Archive for October, 2009

PostHeaderIcon Healthcare reform update – part two

The Senate Finance Committee approved their version of the healthcare bill. This proposal eliminated the public option and left states to fend for the uninsured and formerly untaxed medical coverages and insurances are now ridden with taxes — insurance policies that cost over $8,000 annually will herein be taxed.  Individuals without insurance will be penalized.
The new proposal contains long needed reforms, such as elimination of any pre-existing conditions penalties as well as the removal of lifetime caps.  Other measures, such as elimination of co-pays and deductibles, could be beneficial but we all need to remember that added benefits carry added cost.  

Both houses are working to combine five healthcare proposals to come up with two competing bills. Somewhere along the line, Congress lost track of the need to devise a bill that is best suited for this nation as a whole. The goal now is to formulate a bill that will pass with enough votes.

Healthcare reform is too important just to pass any bill. The erroneous bill will do more harm than good.

PostHeaderIcon Pre-existing condition…

The pre-existing condition is a health condition or illness that you have had before your first day of coverage on a new plan. The actual health coverage for those with pre-existing conditions depends on a number of factors such as the type of health insurance plan, the level of care that required for your pre-existing condition, and your health insurance history. A person with a pre-existing condition can cost an insurance company big bucks and naturally, it is in their best interest to exclude those who have them.

On the ligth side, here’s The Wizzard of ID cartoon that does describe the meaning of pre-existing condition on a morbid way:
Wizzard of Oz

PostHeaderIcon If you don’t like the answer…

A significant part of a claim assistance professionals work consists of follow up with insurance companies.  We send claims, appeals, and other items, and wait, usually 30 days, to have it processed.

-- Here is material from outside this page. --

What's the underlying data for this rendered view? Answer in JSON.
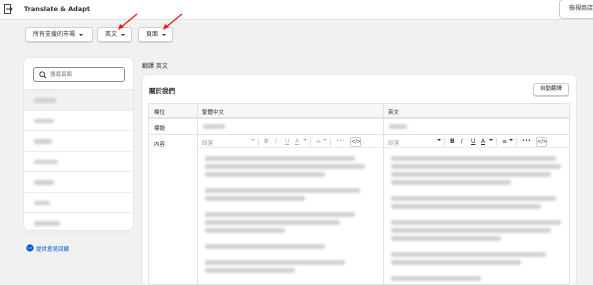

Today I called an insurance company to follow up on a claim submissions as well as two appeals.  I was told by the customer service representative that they cannot do anything until the Human Resources department update specific files.  I was advised to request this information to be sent to the insurance company directly from the member’s HR Department.  Having been doing this for several years, I’ve learned not to argue and didn’t get carried away.  After all, this is business as usual….

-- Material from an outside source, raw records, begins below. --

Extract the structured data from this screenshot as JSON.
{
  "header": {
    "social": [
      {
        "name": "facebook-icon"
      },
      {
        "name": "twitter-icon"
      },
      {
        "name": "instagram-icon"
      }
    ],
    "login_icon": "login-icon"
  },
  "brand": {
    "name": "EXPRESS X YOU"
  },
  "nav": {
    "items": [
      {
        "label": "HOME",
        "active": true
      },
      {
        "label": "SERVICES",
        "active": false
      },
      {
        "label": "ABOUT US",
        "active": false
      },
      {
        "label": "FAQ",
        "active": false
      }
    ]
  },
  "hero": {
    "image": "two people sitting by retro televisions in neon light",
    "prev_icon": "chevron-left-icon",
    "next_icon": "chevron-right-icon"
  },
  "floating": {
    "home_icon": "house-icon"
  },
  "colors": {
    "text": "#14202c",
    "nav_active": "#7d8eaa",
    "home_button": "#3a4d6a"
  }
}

So, naturally I waited about 10 minutes to simmer over and called again the same insurance company, the same phone number, and naturally about the same claims and appeal letters.  The second call yielded a completely different result.  The customer service representative checked the claims, verified that all information is correct, and on the file, and promised to reprocess these same claims by the end of this week.

The lesson of my story: if you decide to call your insurance, and push all the necessary buttons on your phone, while lucky enough to get a life human being, the answers aren’t always the same.  Therefore, if you don’t like to response, call again and repeat as necessary.